Alibaba’s Tmall is B2C where branded and authentic goods are sold by the companies directly to the consumers. Again, Tmall is simply a platform here. Tmall does not buy, hold or ship inventory.

JD.com is also B2C where they buy, hold and ship inventory directly. Amazon also does this by buying wholesale or creating their own Amazon Basics private label and selling to consumers.

Where JD and BABA differ drastically is their approach.

JD sees itself as a true retailer. They are a straight up vertical retailer with the best logistics network in China.

Alibaba sees itself as a marketplace and tech company.

It’s why retailers like Walmart (WMT) are partnering up with JD and not BABA.

You can see this in the way people order items. When we visit the bigger cities in China, people shop via JD.com and Tmall. JD is the place to be for fresh food and consumer electronics, whereas Tmall sells a ton with cosmetics and fashion.

Makes sense because JD is able to deliver most packages within 24 hours with hundreds of last mile small warehouse stations laid out throughout China in order to achieve spectacular delivery times. Imagine buying a fridge and getting it the same day or tomorrow.

JD’s strength comes in:

  • Controlling the distribution channel
  • Earning customer trust
  • Speed of delivery

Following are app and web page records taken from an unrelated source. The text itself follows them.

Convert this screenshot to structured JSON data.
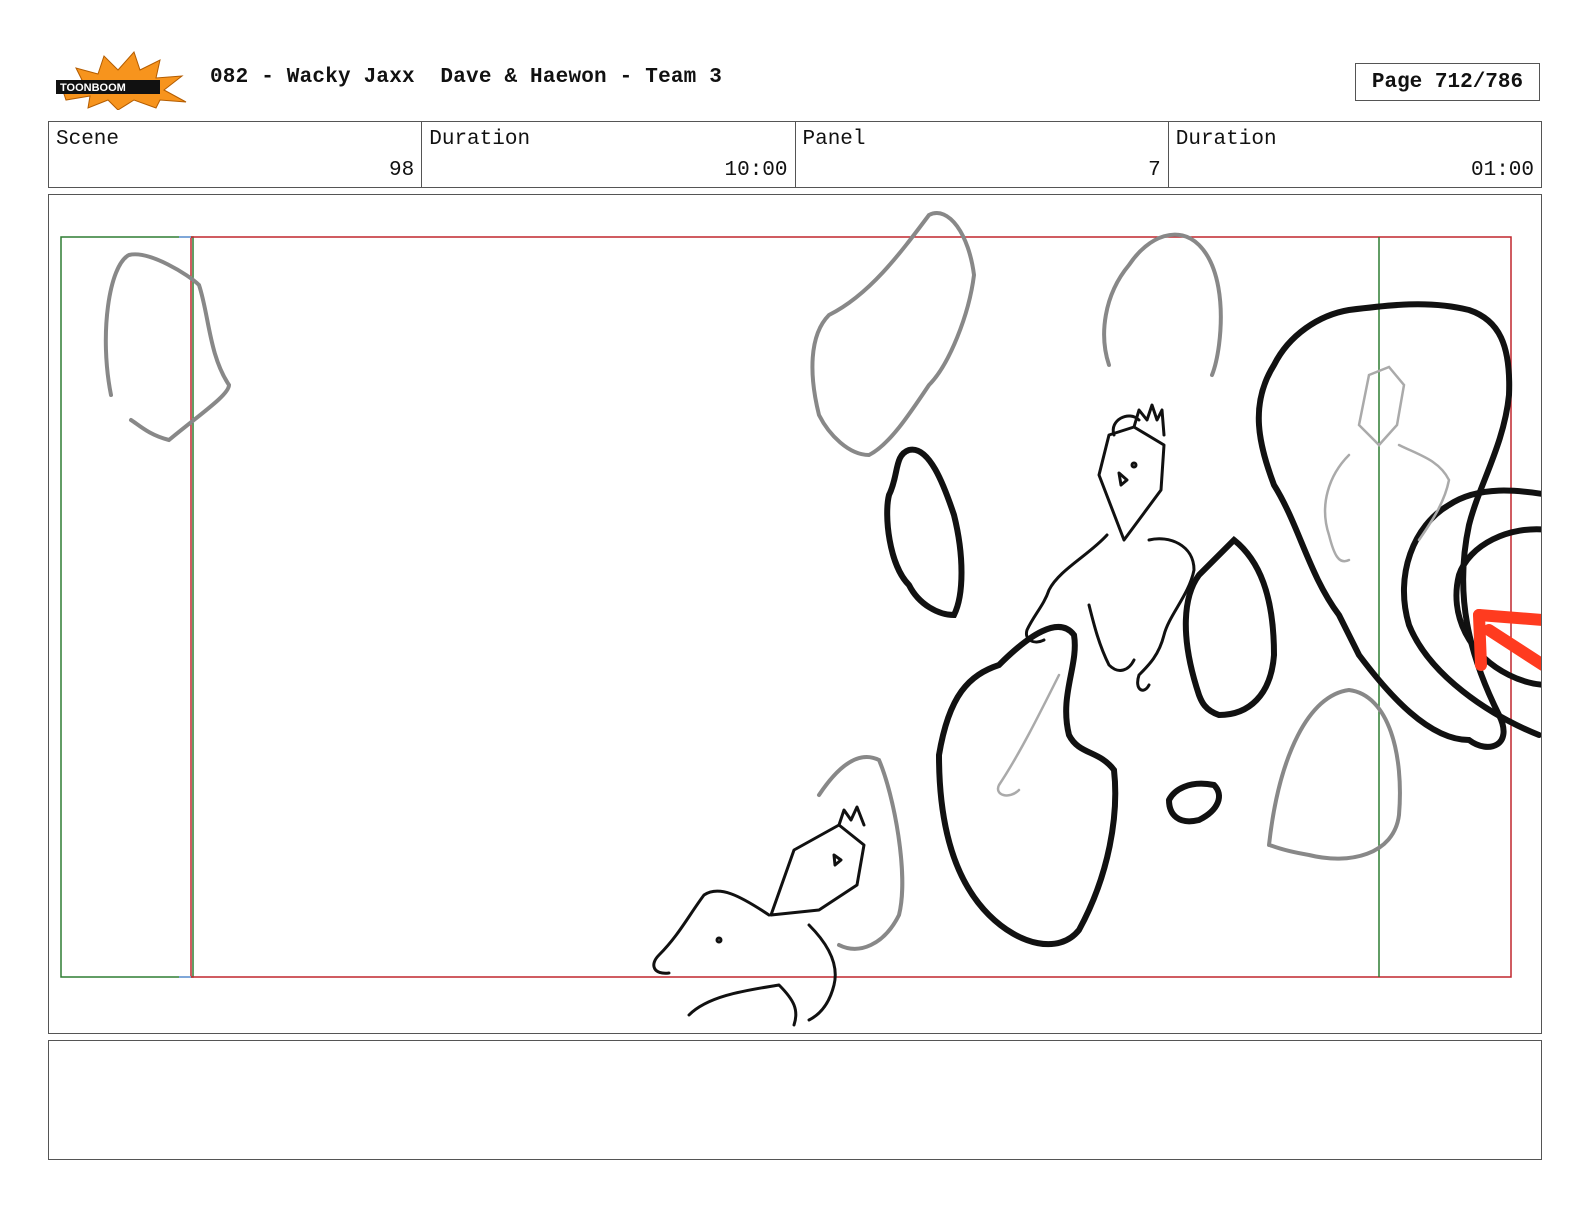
{
  "header": {
    "logo_text": "TOONBOOM",
    "title": "082 - Wacky Jaxx  Dave & Haewon - Team 3",
    "page_label": "Page 712/786"
  },
  "info": {
    "scene_label": "Scene",
    "scene_value": "98",
    "scene_duration_label": "Duration",
    "scene_duration_value": "10:00",
    "panel_label": "Panel",
    "panel_value": "7",
    "panel_duration_label": "Duration",
    "panel_duration_value": "01:00"
  },
  "notes": {
    "text": ""
  },
  "colors": {
    "frame_red": "#c0262d",
    "frame_green": "#2e7d32",
    "arrow_red": "#ff3b1f",
    "logo_orange": "#f7941d"
  }
}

Alibaba is playing catch up in the logistics game for sure. As each company tries to dominate or stay dominant, these behemoths are still very active in evolving their strategies.

Again, Amazon proves to be a great example of the BABA vs. JD debate.

Amazon started as:

  1. A book seller
  2. Then a pure play retailer
  3. Then opened it up as a marketplace

All while relying on help from UPS (NYSE:UPS), FedEx (NYSE:FDX) and USPS.

Here we have JD as a pure play retailer, with their own logistics network. Already way ahead of Amazon in terms of infrastructure and designing their perfect system without having to rely on other companies.

They have their own 3PL division, which is seeing strong growth, but the part they miss is #3. Allowing any seller to sell on their platform.

BABA is the reverse. They started as a marketplace, now in a joint venture to create a logistics company and another to open a physical retail store.

From what we’ve learned from Amazon, online sales and traffic growth exploded thanks to marketplace sellers, and acquiring Whole Foods has opened up new possibilities of getting products into customers’ hands faster.

JD would need to integrate 3rd party sellers to clearly overtake BABA.

  • Is JD willing to risk their “trust” brand by allowing 3rd party merchants to sell directly?
  • How will JD handle the potential hundreds of thousands of sellers?
  • How will JD adjust their streamlined logistics to keep up the same day or 1 day shipping?

BABA would need to create an equally complex and expensive logistics system to keep JD at bay.

  • How can BABA be sure that Cainiao will hit their goals?
  • With so many joint ventures, can they stay focused?
  • How can BABA grow and protect their marketplace further as more start-ups pop up to take market share?

Plenty of questions I don’t know the answer to. But what I’m confident about is BABA’s ability to generate free cash flow compared to JD, which likely needs to keep tapping into existing or new partnerships to fund their growth.

Not something Alibaba has to worry about.

An easy way to look at this is the FCF to Sales ratio. FCF/S shows how much a dollar of sales turns into FCF.

Now check this out.

At the peak in 2016, Alibaba was converting $0.50 of every dollar into FCF.

Last year, it was 43%.

Let that sink in.

Now look at JD and Amazon.

While Alibaba was doing 43%, JD did 5% and Amazon did 3.6%.

If you dig into the margins and numbers, it clearly shows two different stories.

JD is currently taking the path of Amazon of reinvesting as much as they can. Alibaba on the other hand, has already created an internal bank and can afford to make mistakes without harming their business.

Sure JD has the bling and sexiness next to its name, but I find Alibaba to be a safer bet, with just as much upside.

Coming Up

Next time, finally the numbers.

Disclosure: I am long BABA, FB.

Pick Winning Stocks and Fatten Your Portfolio